The Video Inference API will run inference at a rate of five frames per second. You can adjust this number by changing the fps value. Processing videos with higher inference FPS values cost more to run since more inferences need to be run on more frames to process your video.

This process will repeat for every video in the bucket. A progress bar will appear in your terminal that shows how many videos have been analyzed and how many are left to analyze.

To learn more about the structure of the response from the Video Inference API, refer to the Video Inference API documentation.

Step #3 (Optional): View Predictions on a Video

Let’s plot our object detections for a video so we can check that our video has been analyzed properly.

First, download one of the files from your S3 bucket to your computer.
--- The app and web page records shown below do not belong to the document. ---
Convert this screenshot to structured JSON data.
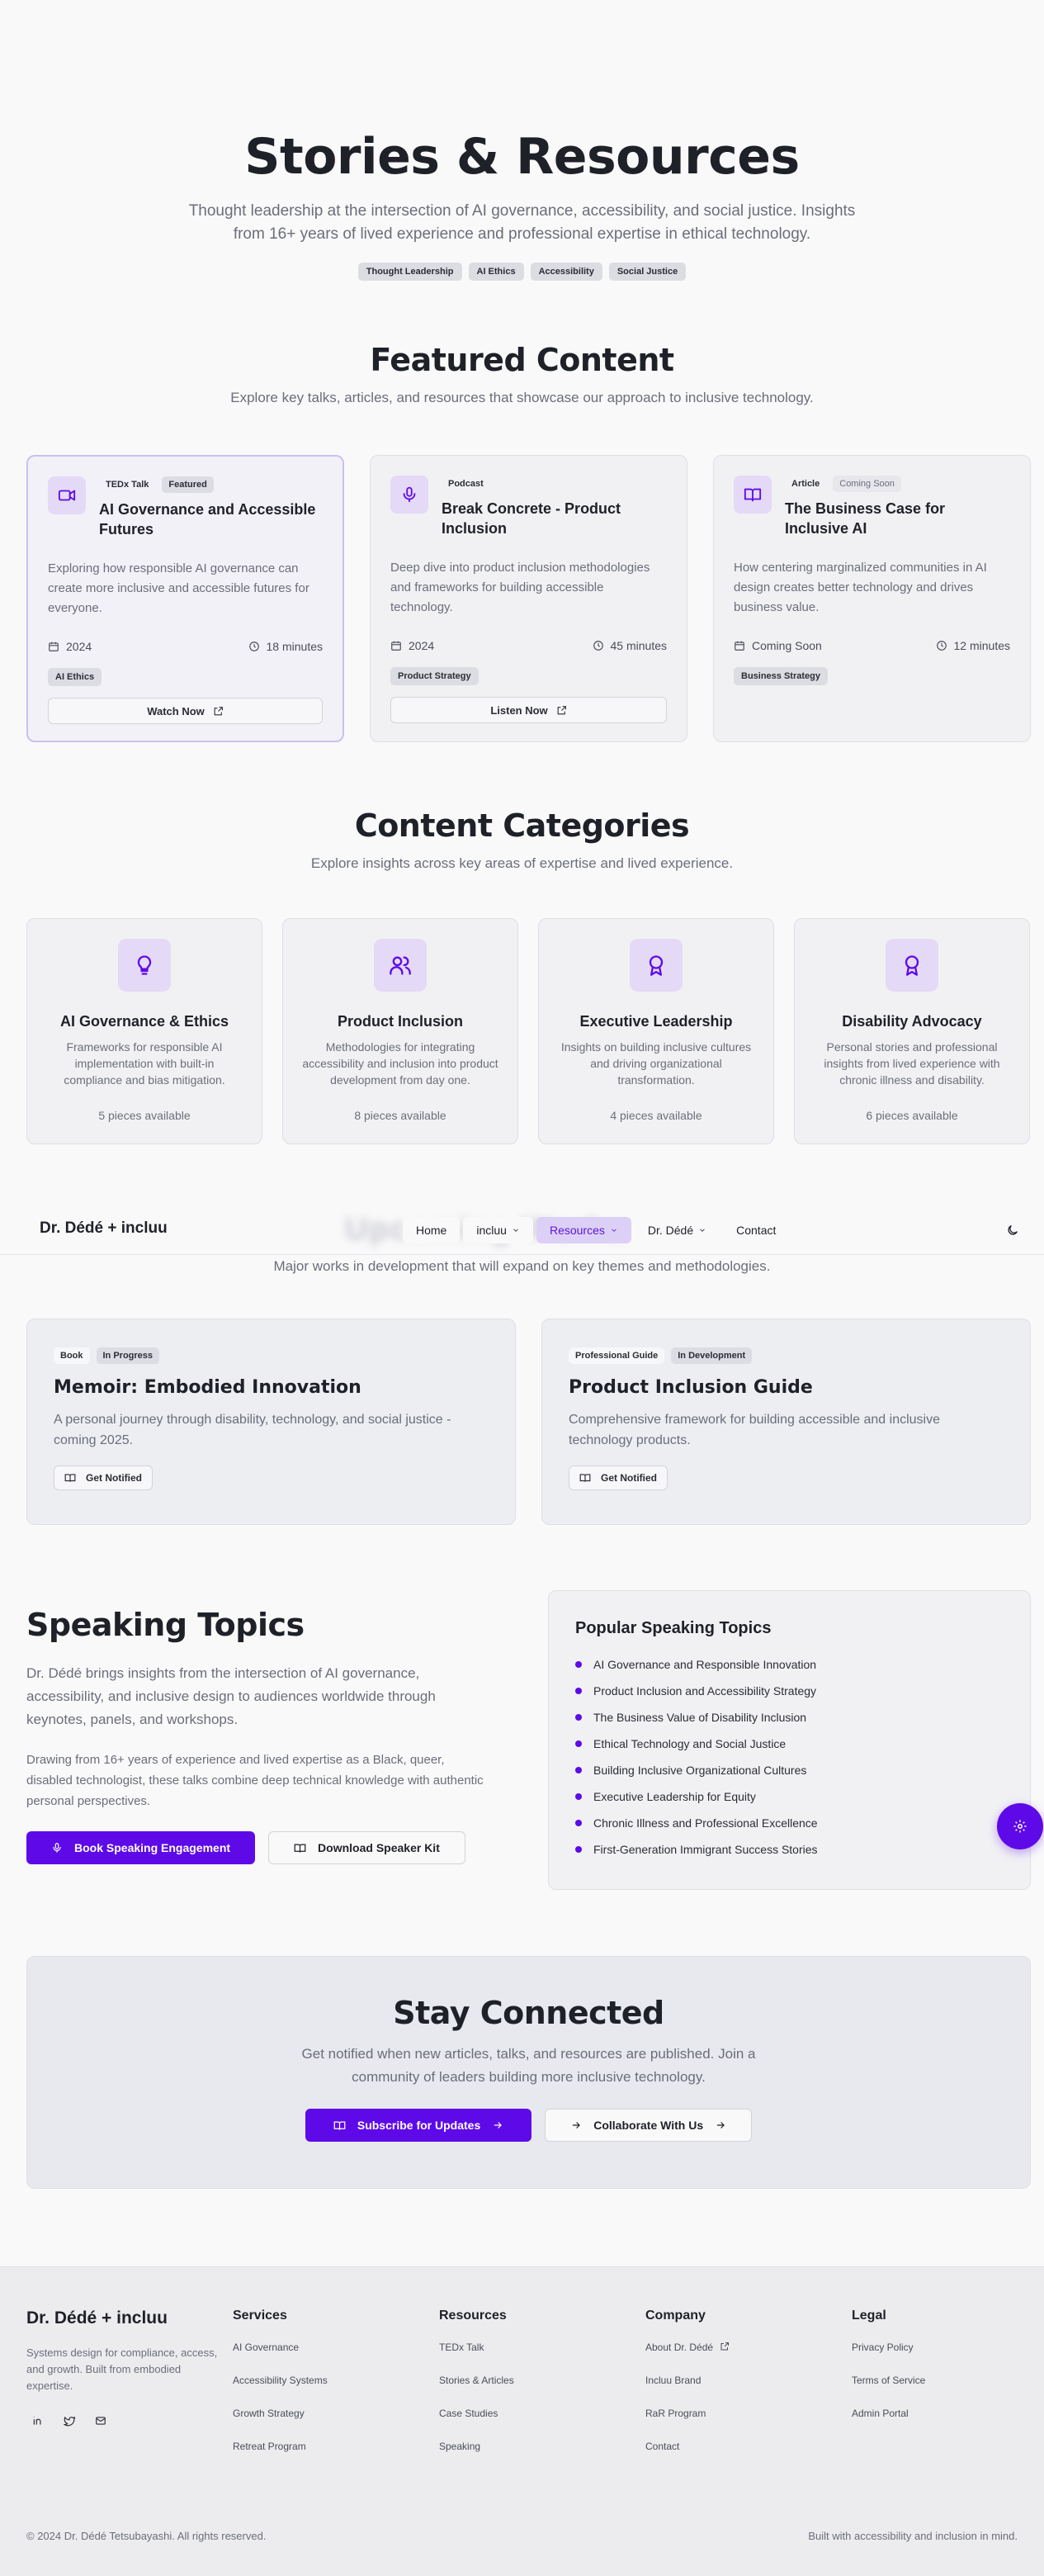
{
  "hero": {
    "title": "Stories & Resources",
    "subtitle": "Thought leadership at the intersection of AI governance, accessibility, and social justice. Insights from 16+ years of lived experience and professional expertise in ethical technology.",
    "tags": [
      "Thought Leadership",
      "AI Ethics",
      "Accessibility",
      "Social Justice"
    ]
  },
  "featured": {
    "title": "Featured Content",
    "subtitle": "Explore key talks, articles, and resources that showcase our approach to inclusive technology.",
    "cards": [
      {
        "icon": "video-icon",
        "type": "TEDx Talk",
        "badge": "Featured",
        "title": "AI Governance and Accessible Futures",
        "desc": "Exploring how responsible AI governance can create more inclusive and accessible futures for everyone.",
        "date": "2024",
        "duration": "18 minutes",
        "tag": "AI Ethics",
        "action": "Watch Now"
      },
      {
        "icon": "microphone-icon",
        "type": "Podcast",
        "badge": "",
        "title": "Break Concrete - Product Inclusion",
        "desc": "Deep dive into product inclusion methodologies and frameworks for building accessible technology.",
        "date": "2024",
        "duration": "45 minutes",
        "tag": "Product Strategy",
        "action": "Listen Now"
      },
      {
        "icon": "book-open-icon",
        "type": "Article",
        "badge": "Coming Soon",
        "title": "The Business Case for Inclusive AI",
        "desc": "How centering marginalized communities in AI design creates better technology and drives business value.",
        "date": "Coming Soon",
        "duration": "12 minutes",
        "tag": "Business Strategy",
        "action": ""
      }
    ]
  },
  "categories": {
    "title": "Content Categories",
    "subtitle": "Explore insights across key areas of expertise and lived experience.",
    "items": [
      {
        "icon": "lightbulb-icon",
        "title": "AI Governance & Ethics",
        "desc": "Frameworks for responsible AI implementation with built-in compliance and bias mitigation.",
        "count": "5 pieces available"
      },
      {
        "icon": "users-icon",
        "title": "Product Inclusion",
        "desc": "Methodologies for integrating accessibility and inclusion into product development from day one.",
        "count": "8 pieces available"
      },
      {
        "icon": "award-icon",
        "title": "Executive Leadership",
        "desc": "Insights on building inclusive cultures and driving organizational transformation.",
        "count": "4 pieces available"
      },
      {
        "icon": "award-icon",
        "title": "Disability Advocacy",
        "desc": "Personal stories and professional insights from lived experience with chronic illness and disability.",
        "count": "6 pieces available"
      }
    ]
  },
  "nav": {
    "brand": "Dr. Dédé + incluu",
    "links": [
      "Home",
      "incluu",
      "Resources",
      "Dr. Dédé",
      "Contact"
    ],
    "active": "Resources"
  },
  "wip": {
    "subtitle": "Major works in development that will expand on key themes and methodologies.",
    "cards": [
      {
        "type": "Book",
        "status": "In Progress",
        "title": "Memoir: Embodied Innovation",
        "desc": "A personal journey through disability, technology, and social justice - coming 2025.",
        "action": "Get Notified"
      },
      {
        "type": "Professional Guide",
        "status": "In Development",
        "title": "Product Inclusion Guide",
        "desc": "Comprehensive framework for building accessible and inclusive technology products.",
        "action": "Get Notified"
      }
    ]
  },
  "speaking": {
    "title": "Speaking Topics",
    "p1": "Dr. Dédé brings insights from the intersection of AI governance, accessibility, and inclusive design to audiences worldwide through keynotes, panels, and workshops.",
    "p2": "Drawing from 16+ years of experience and lived expertise as a Black, queer, disabled technologist, these talks combine deep technical knowledge with authentic personal perspectives.",
    "primary": "Book Speaking Engagement",
    "secondary": "Download Speaker Kit",
    "popular_title": "Popular Speaking Topics",
    "topics": [
      "AI Governance and Responsible Innovation",
      "Product Inclusion and Accessibility Strategy",
      "The Business Value of Disability Inclusion",
      "Ethical Technology and Social Justice",
      "Building Inclusive Organizational Cultures",
      "Executive Leadership for Equity",
      "Chronic Illness and Professional Excellence",
      "First-Generation Immigrant Success Stories"
    ]
  },
  "stay": {
    "title": "Stay Connected",
    "desc": "Get notified when new articles, talks, and resources are published. Join a community of leaders building more inclusive technology.",
    "primary": "Subscribe for Updates",
    "secondary": "Collaborate With Us"
  },
  "footer": {
    "brand": "Dr. Dédé + incluu",
    "tagline": "Systems design for compliance, access, and growth. Built from embodied expertise.",
    "columns": [
      {
        "title": "Services",
        "items": [
          "AI Governance",
          "Accessibility Systems",
          "Growth Strategy",
          "Retreat Program"
        ]
      },
      {
        "title": "Resources",
        "items": [
          "TEDx Talk",
          "Stories & Articles",
          "Case Studies",
          "Speaking"
        ]
      },
      {
        "title": "Company",
        "items": [
          "About Dr. Dédé",
          "Incluu Brand",
          "RaR Program",
          "Contact"
        ]
      },
      {
        "title": "Legal",
        "items": [
          "Privacy Policy",
          "Terms of Service",
          "Admin Portal"
        ]
      }
    ],
    "copyright": "© 2024 Dr. Dédé Tetsubayashi. All rights reserved.",
    "built": "Built with accessibility and inclusion in mind."
  },
  "colors": {
    "accent": "#5e0ae8",
    "accent_soft": "#e4d9f6",
    "text": "#1f2128",
    "muted": "#6b6e7a"
  }
}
Do not change the name of the file, since we will use the file name to retrieve the predictions we saved earlier.

Then, create a new file and add the following code:
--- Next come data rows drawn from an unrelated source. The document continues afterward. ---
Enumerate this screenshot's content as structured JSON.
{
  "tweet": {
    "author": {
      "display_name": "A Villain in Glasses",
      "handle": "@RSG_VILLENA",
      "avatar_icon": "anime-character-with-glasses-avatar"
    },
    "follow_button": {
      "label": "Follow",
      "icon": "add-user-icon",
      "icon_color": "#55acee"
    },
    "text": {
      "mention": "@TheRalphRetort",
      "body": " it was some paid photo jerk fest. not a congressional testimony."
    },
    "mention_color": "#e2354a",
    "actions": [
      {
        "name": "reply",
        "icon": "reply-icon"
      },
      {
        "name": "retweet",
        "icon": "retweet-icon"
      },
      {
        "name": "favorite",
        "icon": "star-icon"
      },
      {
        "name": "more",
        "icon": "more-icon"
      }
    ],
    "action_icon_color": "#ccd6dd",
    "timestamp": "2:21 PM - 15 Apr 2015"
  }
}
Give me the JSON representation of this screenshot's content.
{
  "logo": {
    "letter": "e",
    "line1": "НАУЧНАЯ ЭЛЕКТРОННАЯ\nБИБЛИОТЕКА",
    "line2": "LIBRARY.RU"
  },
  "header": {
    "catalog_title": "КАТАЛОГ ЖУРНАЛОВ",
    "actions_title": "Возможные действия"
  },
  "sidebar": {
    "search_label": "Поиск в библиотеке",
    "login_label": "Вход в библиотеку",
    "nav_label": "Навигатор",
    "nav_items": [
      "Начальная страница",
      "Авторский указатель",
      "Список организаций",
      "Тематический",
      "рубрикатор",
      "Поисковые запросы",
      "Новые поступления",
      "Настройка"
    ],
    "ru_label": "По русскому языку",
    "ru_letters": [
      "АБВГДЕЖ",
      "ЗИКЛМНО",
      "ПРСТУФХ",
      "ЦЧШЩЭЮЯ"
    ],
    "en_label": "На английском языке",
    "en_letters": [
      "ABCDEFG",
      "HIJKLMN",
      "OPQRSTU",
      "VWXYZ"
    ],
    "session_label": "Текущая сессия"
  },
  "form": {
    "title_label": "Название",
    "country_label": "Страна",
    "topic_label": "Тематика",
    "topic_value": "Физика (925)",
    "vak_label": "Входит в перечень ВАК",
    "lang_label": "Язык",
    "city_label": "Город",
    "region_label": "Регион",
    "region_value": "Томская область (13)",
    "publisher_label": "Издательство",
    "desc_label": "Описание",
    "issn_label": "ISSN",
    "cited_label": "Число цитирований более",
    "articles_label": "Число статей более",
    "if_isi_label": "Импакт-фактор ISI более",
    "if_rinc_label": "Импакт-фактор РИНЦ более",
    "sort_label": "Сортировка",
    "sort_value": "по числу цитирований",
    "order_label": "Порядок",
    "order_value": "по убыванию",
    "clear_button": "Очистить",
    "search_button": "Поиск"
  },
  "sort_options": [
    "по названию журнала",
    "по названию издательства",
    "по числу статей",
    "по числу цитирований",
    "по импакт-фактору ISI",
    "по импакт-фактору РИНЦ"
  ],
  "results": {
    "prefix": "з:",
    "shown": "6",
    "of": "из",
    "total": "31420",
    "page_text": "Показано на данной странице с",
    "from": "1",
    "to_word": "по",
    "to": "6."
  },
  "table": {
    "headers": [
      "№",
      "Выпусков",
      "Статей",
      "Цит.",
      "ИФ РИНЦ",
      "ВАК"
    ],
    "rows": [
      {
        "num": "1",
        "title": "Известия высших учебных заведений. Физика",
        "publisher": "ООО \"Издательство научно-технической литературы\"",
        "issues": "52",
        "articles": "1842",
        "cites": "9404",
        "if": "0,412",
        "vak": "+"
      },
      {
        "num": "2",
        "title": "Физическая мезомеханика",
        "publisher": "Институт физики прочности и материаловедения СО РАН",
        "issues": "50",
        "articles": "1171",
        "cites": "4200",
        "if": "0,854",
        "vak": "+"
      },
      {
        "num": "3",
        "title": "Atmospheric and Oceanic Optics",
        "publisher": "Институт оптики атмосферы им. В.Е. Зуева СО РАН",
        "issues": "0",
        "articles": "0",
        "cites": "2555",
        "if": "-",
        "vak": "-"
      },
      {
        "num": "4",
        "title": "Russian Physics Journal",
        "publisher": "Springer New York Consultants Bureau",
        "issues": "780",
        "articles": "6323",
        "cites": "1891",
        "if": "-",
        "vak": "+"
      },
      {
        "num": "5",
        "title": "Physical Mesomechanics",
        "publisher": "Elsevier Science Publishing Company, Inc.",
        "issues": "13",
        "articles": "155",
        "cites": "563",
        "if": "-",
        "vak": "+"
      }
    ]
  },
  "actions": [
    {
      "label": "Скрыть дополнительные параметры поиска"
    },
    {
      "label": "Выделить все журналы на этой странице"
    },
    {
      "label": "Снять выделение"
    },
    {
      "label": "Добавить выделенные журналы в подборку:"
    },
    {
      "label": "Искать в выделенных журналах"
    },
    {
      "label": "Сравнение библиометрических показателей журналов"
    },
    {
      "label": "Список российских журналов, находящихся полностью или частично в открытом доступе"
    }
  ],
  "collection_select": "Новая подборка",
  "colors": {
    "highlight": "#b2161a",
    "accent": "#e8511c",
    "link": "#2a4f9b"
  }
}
import supervision as sv
import numpy as np
import json
import roboflow

VIDEO_NAME = "video1.mp4"
MODEL_NAME = "football-players-detection-3zvbc"


rf = roboflow.Roboflow()
project = rf.workspace().project(MODEL_NAME)
model = project.version(VERSION).model
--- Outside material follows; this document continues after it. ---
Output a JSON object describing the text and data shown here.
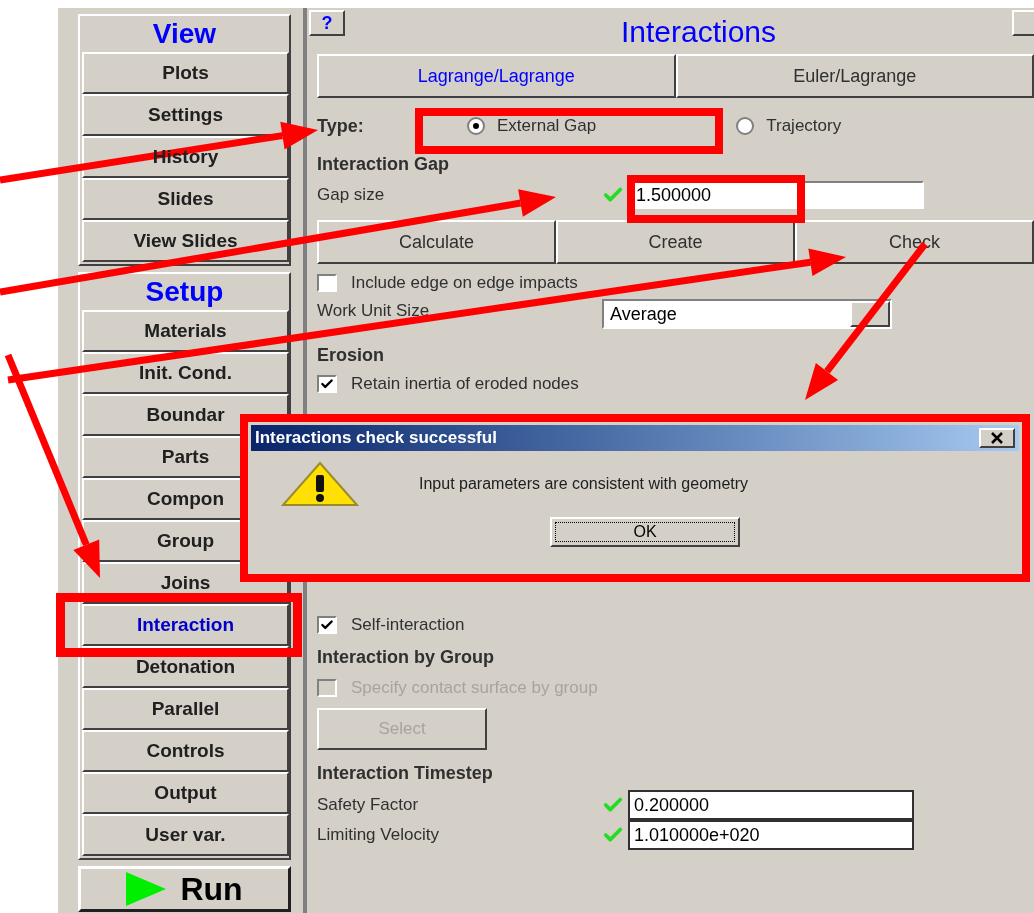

with open("results.json", "r") as f:
    results = json.load(f)

model_results = results[VIDEO_NAME][MODEL_NAME]

for result in model_results:
    for r in result["predictions"]:
        del r["tracker_id"]

frame_offset = results[VIDEO_NAME]["frame_offset"]

def callback(scene: np.ndarray, index: int) -> np.ndarray:
    if index in frame_offset:
        detections = sv.Detections.from_inference(
        class_names = [i["class"] for i in model_results[frame_offset.index(index)]["predictions"]]
        nearest = min(frame_offset, key=lambda x: abs(x - index))
        detections = sv.Detections.from_inference(
        class_names = [i["class"] for i in model_results[frame_offset.index(nearest)]["predictions"]]

    bounding_box_annotator = sv.BoundingBoxAnnotator()
    label_annotator = sv.LabelAnnotator()

    labels = [class_names[int(detection)] for detection in detections.class_id]

    annotated_image = bounding_box_annotator.annotate(
        scene=scene, detections=detections)
    annotated_image = label_annotator.annotate(
        scene=annotated_image, detections=detections, labels=labels)

    return annotated_image


Above, replace:

  1. VIDEO_NAME with the name of the file you downloaded from S3.
  2. MODEL_NAME with your Roboflow model ID.
  3. VERSION with your Roboflow model version.

This code will:

  1. Access the predictions retrieved from the Video Inference API that we saved to the “results.json” file in the last step for the "video1.mp4" file.
  2. Plot our bounding box predictions onto the video.
  3. Save the results to a file called “output.mp4”.

Here is the result from the script above:


Bounding boxes that map to the predictions from the Video Inference API have been plotted on our video.

supervision has a range of other utilities you can use to process videos. For example, you can filter detections by confidence, count predictions in a zone, count when predictions cross a line, and more. To learn more about using supervision for video processing, refer to the supervision documentation.


You can now use the Roboflow Video Inference API with videos on S3 to analyze videos. You can run fine-tuned vision models hosted on Roboflow or public models available on Roboflow Universe.

In this guide, we detected the location of balls, players, and referees in a football video stored on AWS. We used the boto3 SDK to retrieve videos then the Roboflow Video Inference API to run inference and then used supervision to plot predictions on each frame.